I spotted this old Soviet Silk farm by the side of the road and stopped to take pictures.


After looking for a place to hold the wedding we decided to do it at home. (Our rented house.) The local band played (and cooked our food on a grill outside) and the locals had a feast waiting for us when we got home.  We ate and drank and danced and smiled and wished Vanya and Olya the best for their future lives together.


(Looks like I am marrying one of them.) (The justice of the peace didn't laugh when we asked her to perform the first gay wedding in Russian Orthodox Georgia.)


And the band was  more than handsome. They sat at the table next to us. Small beautiful wedding on that old silk road.

video



14 comments:

  1. Bryan, this is so good. I have to sit down at lunchtime with my sandwich and go through it. Such a treat. Thank you
    Claudia

    ReplyDelete
  2. Always enjoy your posts...the Japanese culture...and your travel adventures.

    ReplyDelete
  3. Thank you Robbie and Claudia. Had a few too many beer and was pining away for Georgia and put this blog together .
    bryan

    ReplyDelete
  4. OMG! I love the material culture comparisons.

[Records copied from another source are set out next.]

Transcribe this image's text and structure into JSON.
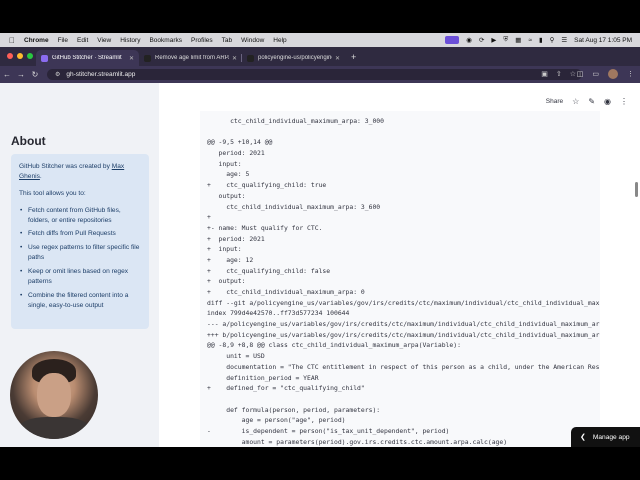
{
  "menubar": {
    "app": "Chrome",
    "items": [
      "File",
      "Edit",
      "View",
      "History",
      "Bookmarks",
      "Profiles",
      "Tab",
      "Window",
      "Help"
    ],
    "datetime": "Sat Aug 17  1:05 PM"
  },
  "tabs": [
    {
      "label": "GitHub Stitcher · Streamlit",
      "favicon_color": "#8b6cf0",
      "active": true
    },
    {
      "label": "Remove age limit from ARPA",
      "favicon_color": "#222222",
      "active": false
    },
    {
      "label": "policyengine-us/policyengine",
      "favicon_color": "#222222",
      "active": false
    }
  ],
  "address": {
    "url": "gh-stitcher.streamlit.app"
  },
  "header": {
    "share_label": "Share"
  },
  "sidebar": {
    "title": "About",
    "intro_prefix": "GitHub Stitcher was created by ",
    "author_link": "Max Ghenis",
    "intro_suffix": ".",
    "allows": "This tool allows you to:",
    "features": [
      "Fetch content from GitHub files, folders, or entire repositories",
      "Fetch diffs from Pull Requests",
      "Use regex patterns to filter specific file paths",
      "Keep or omit lines based on regex patterns",
      "Combine the filtered content into a single, easy-to-use output"
    ]
  },
  "code_lines": [
    "      ctc_child_individual_maximum_arpa: 3_000",
    "",
    "@@ -9,5 +10,14 @@",
    "   period: 2021",
    "   input:",
    "     age: 5",
    "+    ctc_qualifying_child: true",
    "   output:",
    "     ctc_child_individual_maximum_arpa: 3_600",
    "+",
    "+- name: Must qualify for CTC.",
    "+  period: 2021",
    "+  input:",
    "+    age: 12",
    "+    ctc_qualifying_child: false",
    "+  output:",
    "+    ctc_child_individual_maximum_arpa: 0",
    "diff --git a/policyengine_us/variables/gov/irs/credits/ctc/maximum/individual/ctc_child_individual_maximum_arpa.py",
    "index 799d4e42570..ff73d577234 100644",
    "--- a/policyengine_us/variables/gov/irs/credits/ctc/maximum/individual/ctc_child_individual_maximum_arpa.py",
    "+++ b/policyengine_us/variables/gov/irs/credits/ctc/maximum/individual/ctc_child_individual_maximum_arpa.py",
    "@@ -8,9 +8,8 @@ class ctc_child_individual_maximum_arpa(Variable):",
    "     unit = USD",
    "     documentation = \"The CTC entitlement in respect of this person as a child, under the American Rescue Plan Act.\"",
    "     definition_period = YEAR",
    "+    defined_for = \"ctc_qualifying_child\"",
    "",
    "     def formula(person, period, parameters):",
    "         age = person(\"age\", period)",
    "-        is_dependent = person(\"is_tax_unit_dependent\", period)",
    "         amount = parameters(period).gov.irs.credits.ctc.amount.arpa.calc(age)"
  ],
  "manage_app": "Manage app"
}
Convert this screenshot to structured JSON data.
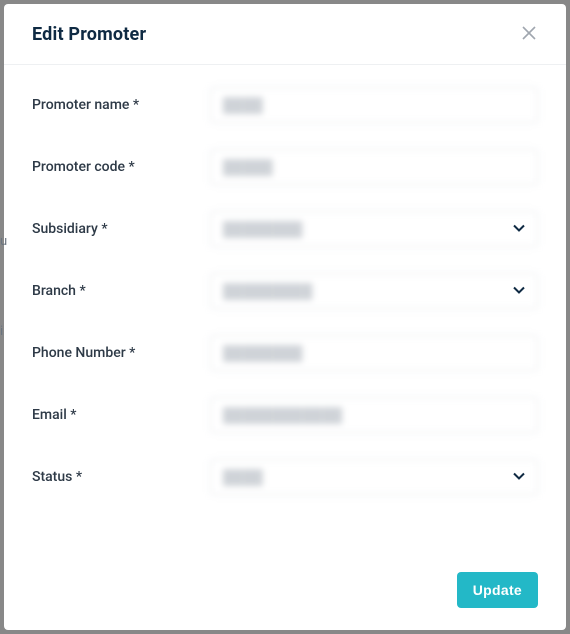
{
  "modal": {
    "title": "Edit Promoter",
    "submit_label": "Update"
  },
  "fields": {
    "promoter_name": {
      "label": "Promoter name *",
      "value": "████"
    },
    "promoter_code": {
      "label": "Promoter code *",
      "value": "█████"
    },
    "subsidiary": {
      "label": "Subsidiary *",
      "value": "████████"
    },
    "branch": {
      "label": "Branch *",
      "value": "█████████"
    },
    "phone": {
      "label": "Phone Number *",
      "value": "████████"
    },
    "email": {
      "label": "Email *",
      "value": "████████████"
    },
    "status": {
      "label": "Status *",
      "value": "████"
    }
  },
  "peek": {
    "u": "u",
    "i": "i"
  }
}
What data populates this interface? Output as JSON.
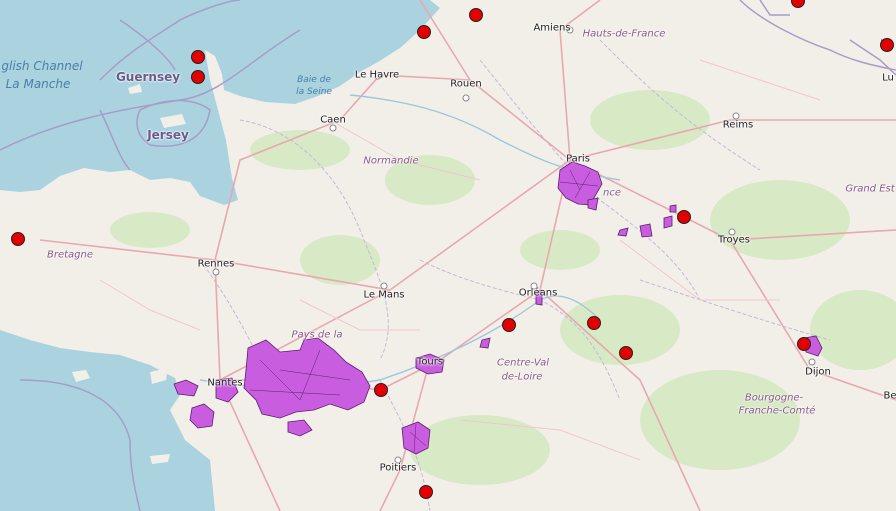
{
  "cities": [
    {
      "id": "amiens",
      "name": "Amiens"
    },
    {
      "id": "le-havre",
      "name": "Le Havre"
    },
    {
      "id": "rouen",
      "name": "Rouen"
    },
    {
      "id": "caen",
      "name": "Caen"
    },
    {
      "id": "reims",
      "name": "Reims"
    },
    {
      "id": "paris",
      "name": "Paris"
    },
    {
      "id": "troyes",
      "name": "Troyes"
    },
    {
      "id": "rennes",
      "name": "Rennes"
    },
    {
      "id": "le-mans",
      "name": "Le Mans"
    },
    {
      "id": "orleans",
      "name": "Orléans"
    },
    {
      "id": "tours",
      "name": "Tours"
    },
    {
      "id": "nantes",
      "name": "Nantes"
    },
    {
      "id": "dijon",
      "name": "Dijon"
    },
    {
      "id": "poitiers",
      "name": "Poitiers"
    }
  ],
  "regions": [
    {
      "id": "hauts-de-france",
      "name": "Hauts-de-France"
    },
    {
      "id": "normandie",
      "name": "Normandie"
    },
    {
      "id": "grand-est",
      "name": "Grand Est"
    },
    {
      "id": "bretagne",
      "name": "Bretagne"
    },
    {
      "id": "pays-de-la-loire",
      "name": "Pays de la"
    },
    {
      "id": "centre-val",
      "name": "Centre-Val"
    },
    {
      "id": "de-loire",
      "name": "de-Loire"
    },
    {
      "id": "bourgogne",
      "name": "Bourgogne-"
    },
    {
      "id": "franche-comte",
      "name": "Franche-Comté"
    },
    {
      "id": "idf-fragment",
      "name": "nce"
    }
  ],
  "water": {
    "channel_en": "glish Channel",
    "channel_fr": "La Manche",
    "baie_de": "Baie de",
    "la_seine": "la Seine"
  },
  "islands": {
    "guernsey": "Guernsey",
    "jersey": "Jersey"
  },
  "edge_labels": {
    "le": "Le",
    "lu": "Lu",
    "be": "Be"
  },
  "colors": {
    "sea": "#aad3df",
    "land": "#f2efe9",
    "forest": "#cfe6b8",
    "boundary": "#9e8fbf",
    "road": "#e8a8b0",
    "choropleth_fill": "#c95de0",
    "choropleth_stroke": "#5a1f6b",
    "marker": "#e30000"
  }
}
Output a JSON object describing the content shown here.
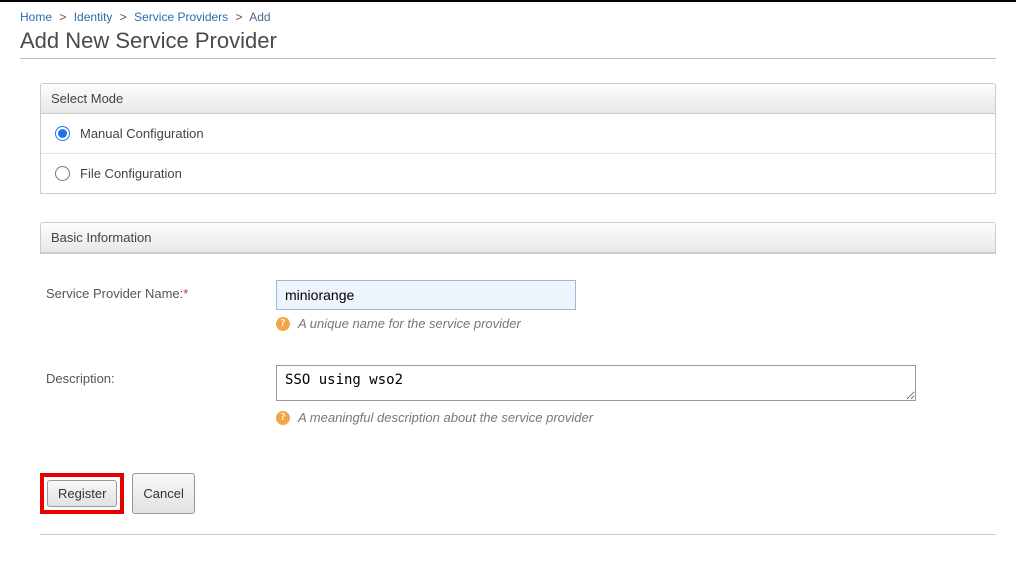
{
  "breadcrumb": {
    "home": "Home",
    "identity": "Identity",
    "sp": "Service Providers",
    "add": "Add"
  },
  "page_title": "Add New Service Provider",
  "mode_section": {
    "header": "Select Mode",
    "manual": "Manual Configuration",
    "file": "File Configuration"
  },
  "basic_section": {
    "header": "Basic Information",
    "name_label": "Service Provider Name:",
    "name_value": "miniorange",
    "name_hint": "A unique name for the service provider",
    "desc_label": "Description:",
    "desc_value": "SSO using wso2",
    "desc_hint": "A meaningful description about the service provider"
  },
  "buttons": {
    "register": "Register",
    "cancel": "Cancel"
  }
}
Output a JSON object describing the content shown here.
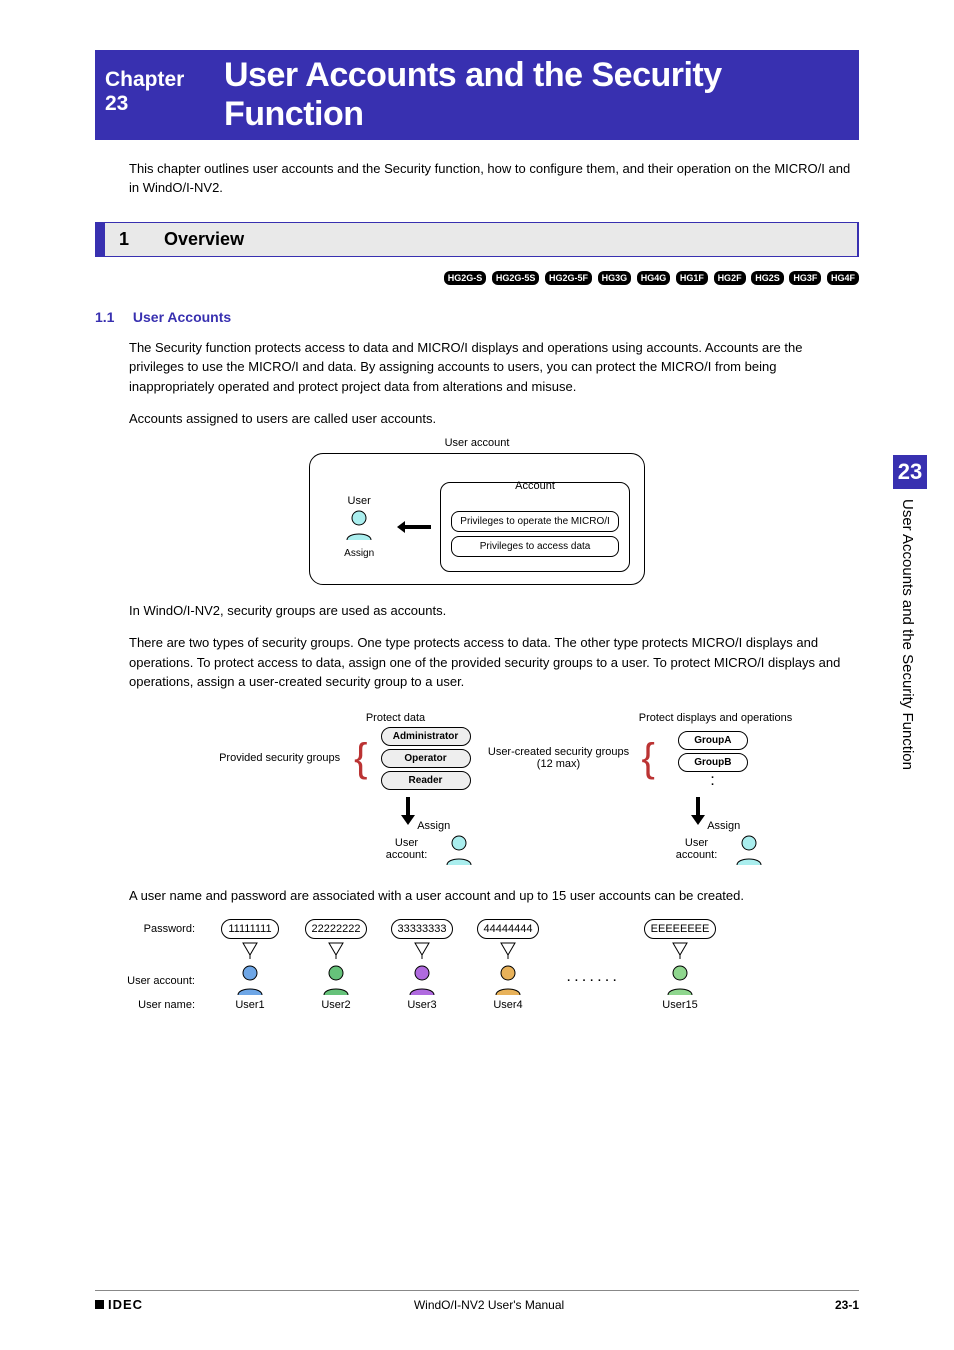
{
  "chapter": {
    "label": "Chapter 23",
    "title": "User Accounts and the Security Function"
  },
  "intro": "This chapter outlines user accounts and the Security function, how to configure them, and their operation on the MICRO/I and in WindO/I-NV2.",
  "section": {
    "num": "1",
    "title": "Overview"
  },
  "badges": [
    "HG2G-S",
    "HG2G-5S",
    "HG2G-5F",
    "HG3G",
    "HG4G",
    "HG1F",
    "HG2F",
    "HG2S",
    "HG3F",
    "HG4F"
  ],
  "sub": {
    "num": "1.1",
    "title": "User Accounts"
  },
  "p1": "The Security function protects access to data and MICRO/I displays and operations using accounts. Accounts are the privileges to use the MICRO/I and data. By assigning accounts to users, you can protect the MICRO/I from being inappropriately operated and protect project data from alterations and misuse.",
  "p2": "Accounts assigned to users are called user accounts.",
  "diag1": {
    "outer": "User account",
    "user": "User",
    "assign": "Assign",
    "inner": "Account",
    "priv1": "Privileges to operate the MICRO/I",
    "priv2": "Privileges to access data"
  },
  "p3": "In WindO/I-NV2, security groups are used as accounts.",
  "p4": "There are two types of security groups. One type protects access to data. The other type protects MICRO/I displays and operations. To protect access to data, assign one of the provided security groups to a user. To protect MICRO/I displays and operations, assign a user-created security group to a user.",
  "diag2": {
    "h1": "Protect data",
    "h2": "Protect displays and operations",
    "left": "Provided security groups",
    "roles": [
      "Administrator",
      "Operator",
      "Reader"
    ],
    "mid": "User-created security groups (12 max)",
    "groups": [
      "GroupA",
      "GroupB"
    ],
    "assign": "Assign",
    "ua": "User account:"
  },
  "p5": "A user name and password are associated with a user account and up to 15 user accounts can be created.",
  "diag3": {
    "labels": {
      "pw": "Password:",
      "ua": "User account:",
      "un": "User name:"
    },
    "cols": [
      {
        "pw": "11111111",
        "un": "User1",
        "c": "#6ea6e6"
      },
      {
        "pw": "22222222",
        "un": "User2",
        "c": "#66c27a"
      },
      {
        "pw": "33333333",
        "un": "User3",
        "c": "#b06adf"
      },
      {
        "pw": "44444444",
        "un": "User4",
        "c": "#e8b25a"
      }
    ],
    "last": {
      "pw": "EEEEEEEE",
      "un": "User15",
      "c": "#8fd68e"
    }
  },
  "tab": {
    "num": "23",
    "title": "User Accounts and the Security Function"
  },
  "footer": {
    "logo": "IDEC",
    "center": "WindO/I-NV2 User's Manual",
    "page": "23-1"
  }
}
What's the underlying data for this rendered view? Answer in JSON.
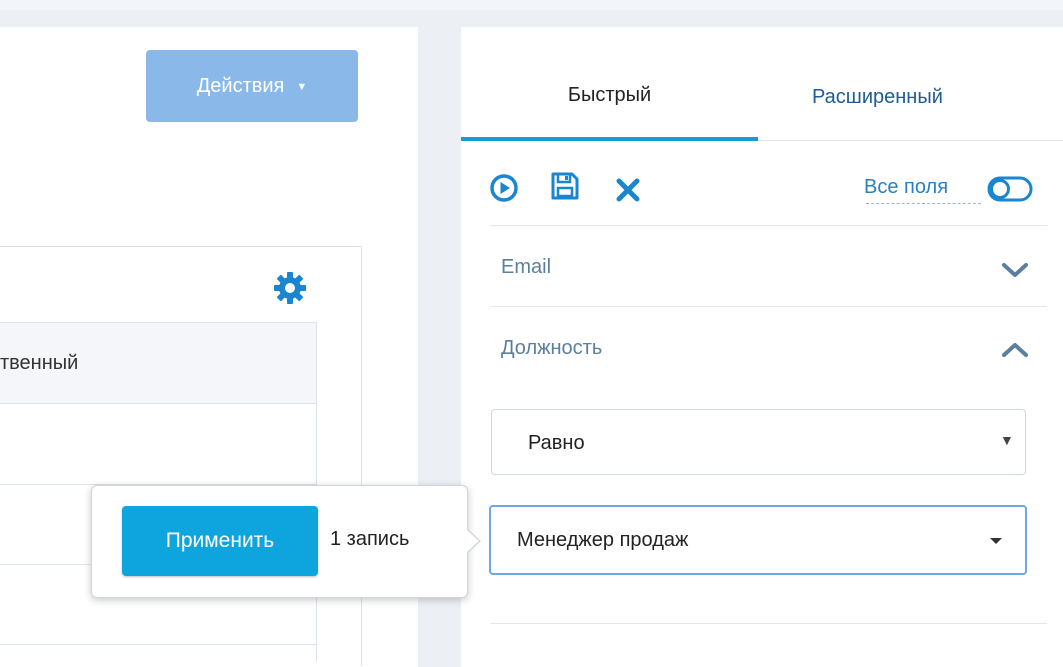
{
  "toolbar": {
    "actions_label": "Действия"
  },
  "table": {
    "header_partial": "твенный"
  },
  "filter_panel": {
    "tabs": [
      {
        "label": "Быстрый",
        "active": true
      },
      {
        "label": "Расширенный",
        "active": false
      }
    ],
    "tools": {
      "run_icon": "play-circle-icon",
      "save_icon": "floppy-disk-icon",
      "clear_icon": "close-icon",
      "all_fields_label": "Все поля",
      "all_fields_toggle_icon": "toggle-off-icon"
    },
    "sections": [
      {
        "title": "Email",
        "expanded": false,
        "chevron": "chevron-down-icon"
      },
      {
        "title": "Должность",
        "expanded": true,
        "chevron": "chevron-up-icon"
      }
    ],
    "position_filter": {
      "operator": "Равно",
      "value": "Менеджер продаж"
    }
  },
  "popover": {
    "apply_label": "Применить",
    "record_count": "1 запись"
  },
  "colors": {
    "accent": "#1a9ad6",
    "apply_button": "#0ea5de",
    "actions_button": "#8ab8e8",
    "link": "#2a7fc4",
    "section_title": "#5b7f9e"
  }
}
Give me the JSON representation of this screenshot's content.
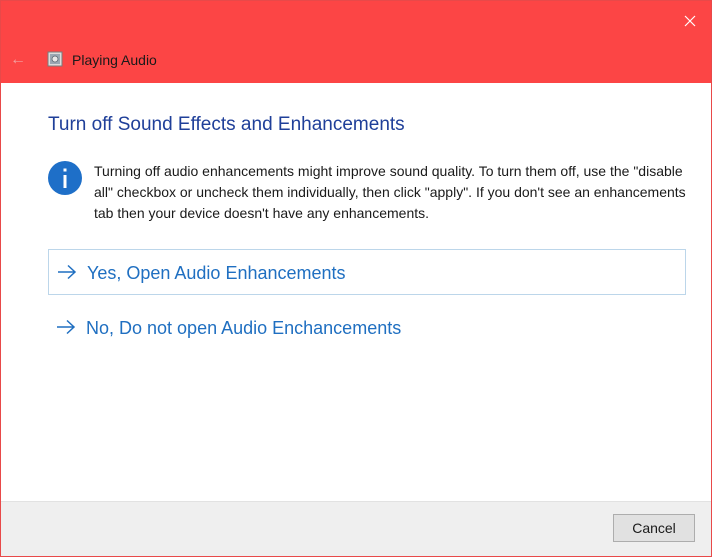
{
  "window": {
    "title": "Playing Audio",
    "close_glyph": "×",
    "back_glyph": "←",
    "titlebar_color": "#fc4545"
  },
  "content": {
    "heading": "Turn off Sound Effects and Enhancements",
    "info_icon": "info-icon",
    "info_text": "Turning off audio enhancements might improve sound quality. To turn them off, use the \"disable all\" checkbox or uncheck them individually, then click \"apply\". If you don't see an enhancements tab then your device doesn't have any enhancements.",
    "options": [
      {
        "label": "Yes, Open Audio Enhancements",
        "selected": true
      },
      {
        "label": "No, Do not open Audio Enchancements",
        "selected": false
      }
    ],
    "link_color": "#1f6fc1",
    "heading_color": "#1f3f99"
  },
  "footer": {
    "cancel_label": "Cancel"
  }
}
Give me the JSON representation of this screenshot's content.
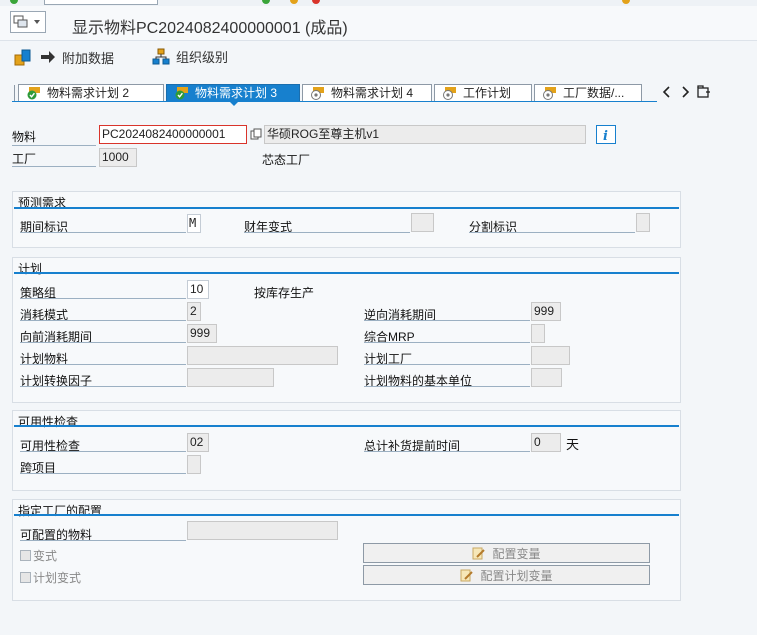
{
  "window": {
    "title": "显示物料PC2024082400000001 (成品)"
  },
  "toolbar": {
    "additional_data": "附加数据",
    "org_levels": "组织级别"
  },
  "tabs": [
    {
      "label": "物料需求计划 2",
      "active": false
    },
    {
      "label": "物料需求计划 3",
      "active": true
    },
    {
      "label": "物料需求计划 4",
      "active": false
    },
    {
      "label": "工作计划",
      "active": false
    },
    {
      "label": "工厂数据/...",
      "active": false
    }
  ],
  "header": {
    "material_label": "物料",
    "material_value": "PC2024082400000001",
    "material_desc": "华硕ROG至尊主机v1",
    "plant_label": "工厂",
    "plant_value": "1000",
    "plant_desc": "芯态工厂"
  },
  "forecast": {
    "title": "预测需求",
    "period_ind_label": "期间标识",
    "period_ind_value": "M",
    "fiscal_variant_label": "财年变式",
    "fiscal_variant_value": "",
    "split_ind_label": "分割标识",
    "split_ind_value": ""
  },
  "planning": {
    "title": "计划",
    "strategy_group_label": "策略组",
    "strategy_group_value": "10",
    "strategy_group_desc": "按库存生产",
    "consumption_mode_label": "消耗模式",
    "consumption_mode_value": "2",
    "bwd_period_label": "逆向消耗期间",
    "bwd_period_value": "999",
    "fwd_period_label": "向前消耗期间",
    "fwd_period_value": "999",
    "mixed_mrp_label": "综合MRP",
    "mixed_mrp_value": "",
    "planning_material_label": "计划物料",
    "planning_material_value": "",
    "planning_plant_label": "计划工厂",
    "planning_plant_value": "",
    "conv_factor_label": "计划转换因子",
    "conv_factor_value": "",
    "base_unit_label": "计划物料的基本单位",
    "base_unit_value": ""
  },
  "availability": {
    "title": "可用性检查",
    "check_label": "可用性检查",
    "check_value": "02",
    "total_repl_label": "总计补货提前时间",
    "total_repl_value": "0",
    "total_repl_unit": "天",
    "cross_project_label": "跨项目",
    "cross_project_value": ""
  },
  "config": {
    "title": "指定工厂的配置",
    "configurable_label": "可配置的物料",
    "configurable_value": "",
    "variant_label": "变式",
    "planning_variant_label": "计划变式",
    "config_variant_btn": "配置变量",
    "config_planning_variant_btn": "配置计划变量"
  },
  "colors": {
    "accent": "#1780ce",
    "required": "#d9342b"
  }
}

    ReplyDelete
    Replies
    1. Dawni,
      I could have done such a better job. I/m saving it..

      Delete
  5. You could be in a Russian novel in these pictures! I guess the wonderful thing about travels is they stay with you in your mind's eye.

    ReplyDelete
    Replies
    1. Travelling in Russia is like being in a Russian novel.

      Delete
  6. You're pretty hard on the silk museum in Yokohama- I mean really, how bad can it be?! Ha! And what an offer to help in the revival of the silk industry. Ten years younger- rubbish- there is no difference between 40 and 50, between 60 and 70 , yes maybe, and 70 and 80 humungeous difference, but I guess there would be a lot to consider.. Great to be asked though. Georgia obviously got to you.
    Claudiax

    ReplyDelete
  7. wonderful on all counts.the gay wedding remark -priceless-.
    seems there's a silk "industry" renaissance. they finally did something here in valencia to document and show their silk industry. apparently it was the southernmost leg of the -cringe,cringe-silk road :)
    thoroughly enjoying these posts.

    ReplyDelete
    Replies
    1. The justice of the peace really did throw some heavy lidded shade at me for the marriage request. We had a good chuckle. Being rude in someone else's country....wonderful ambassadors we were.

      Delete
  8. what an experience! your trip must have been one marvel after another. and being ever so naughty can be ever so much fun.

    ReplyDelete
  9. Drinking in disreputable establishments and misbehaving at my age. Russian novels do it to me.

    ReplyDelete
    Replies
    1. shame, shame, novels are of the devil, so i've been told! so is booze. so i forgot to mention how lovely those little moth details were. delightful!

      Delete
  10. Novels are of the devil.....
    I've heard the sort of thing before too.
    aghhhhhhhhhhhhh

    ReplyDelete